GH: How are they? Their health? Quite good, actually, considering what we've been through. The last summer has been very busy for us, you know, with trying to set up this Apple thing and trying to get ourselves together. Because we had to really find out everything about our own personal affairs and the group and business affairs since Brian died. It was really hard, because there was nobody else who could do it, except us. So, we had to do it, and at the same time we had to try and make this album. So, just at the moment, everybody, we just finished the album, and everybody's just going away for a break, having a holiday. So I think we've made it. And we come back refreshed to Christmas with the family.

Q: Do you have problems combining the business trip and the music trip? They are different, aren't they?

GH: Not really, no, because music is my business. So, it's quite easy.

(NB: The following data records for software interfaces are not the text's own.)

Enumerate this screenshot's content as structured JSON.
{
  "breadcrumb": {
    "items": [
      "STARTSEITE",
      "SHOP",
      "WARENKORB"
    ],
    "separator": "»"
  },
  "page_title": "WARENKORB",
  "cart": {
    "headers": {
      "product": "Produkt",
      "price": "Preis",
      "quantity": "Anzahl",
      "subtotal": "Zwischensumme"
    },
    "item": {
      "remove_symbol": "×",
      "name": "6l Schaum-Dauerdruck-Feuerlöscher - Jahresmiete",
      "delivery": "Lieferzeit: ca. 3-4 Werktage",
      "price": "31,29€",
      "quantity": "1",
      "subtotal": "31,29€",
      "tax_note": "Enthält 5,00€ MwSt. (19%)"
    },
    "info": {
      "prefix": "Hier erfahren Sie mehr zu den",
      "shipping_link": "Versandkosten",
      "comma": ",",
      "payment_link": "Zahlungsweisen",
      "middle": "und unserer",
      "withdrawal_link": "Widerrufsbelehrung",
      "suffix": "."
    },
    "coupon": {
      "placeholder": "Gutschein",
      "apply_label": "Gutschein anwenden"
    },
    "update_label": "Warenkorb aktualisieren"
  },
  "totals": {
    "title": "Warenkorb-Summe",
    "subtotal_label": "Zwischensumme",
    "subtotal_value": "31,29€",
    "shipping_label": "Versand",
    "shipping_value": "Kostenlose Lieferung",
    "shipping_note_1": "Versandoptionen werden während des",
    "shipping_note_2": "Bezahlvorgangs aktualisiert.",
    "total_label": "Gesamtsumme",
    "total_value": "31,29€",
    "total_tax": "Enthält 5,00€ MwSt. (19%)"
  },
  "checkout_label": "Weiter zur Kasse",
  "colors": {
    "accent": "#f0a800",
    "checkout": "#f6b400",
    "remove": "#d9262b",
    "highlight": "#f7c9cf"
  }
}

Q: George, are you going to release a Christmas record this year?

GH: You mean one of those fan club records?

Q: Right.

GH: Yeah, yeah, we'll do that. But it's still only available to people in the "Official Beatles Fan Club."

Q: Because we've got two, '64 and '66, and we'd like to get the other ones.

GH: Well, really that's something that we were doing especially for the fans.

Q: How many fans are there over there in England?

GH: There's quite a lot, but you see, the thing is, they pay their money and they get their pictures and information and that, but the main thing they really get, by being a fan, is this Christmas record we do. And it's pointless if we put it out so everybody can buy it, because then, you know, they don't get anything special. But we'll be doing that again, yeah, we'll do it probably first week in December.

Q: Is there any such thing as an underground, unquote, radio in England.

GH: No, there's nothing. The underground radio, or that you could compare to underground was on the sea, which were the pirate ships. And there were about three or four pirates stations and the government formed, had some new laws made you see, because I mean, you're not allowed to have radio in England, you know. They're allowed to have radio, but we're not. So, we go on now wailing on with the BBC, which is a joke, and there's no pirate stations left at all, except there's this good guy who started the first pirate ship and who has a little plan, so maybe if that works out we'll have another pirate radio and TV station. He's planning to pirate TV, colour TV, and the whole bit.

Q: That'll be out of sight.

GH: Yeah, if it works. But then, you know, they'll make another law and somebody will make some other plan and then they make another law and it just goes on and on.

Q: We've been kind of lucky so far, we've been on the air for a year, and very very few problems so far with the FCC.

GH: Who's the FCC?

Q: The Federal Communications Commission. "Them," as you say.

GH: Them. Yeah, are you in the union? Have you paid your dues?

Q: No, we're paying our dues now in a different way.

Q: I think we better just wrap it.

Q: Yeah, I think we'll just close it out now, it's really been a pleasure talking to you George.

GH: Thank you. Pleasure being here. Wonderful K-P-P-P-P-C.

Q: In Pasadena.

GH: In Pasadena, yes. "Where my home, Pasadena." Is the grass really greener in Pasadena? So, I'll say my name, to make it official. I'd like to say, this is George Harrison of the Beatles, on wonderful K-P-P-P-P-P-P-P-C, where the grass is greener in Pasadena. Thank you.

Q: Thank you very much George.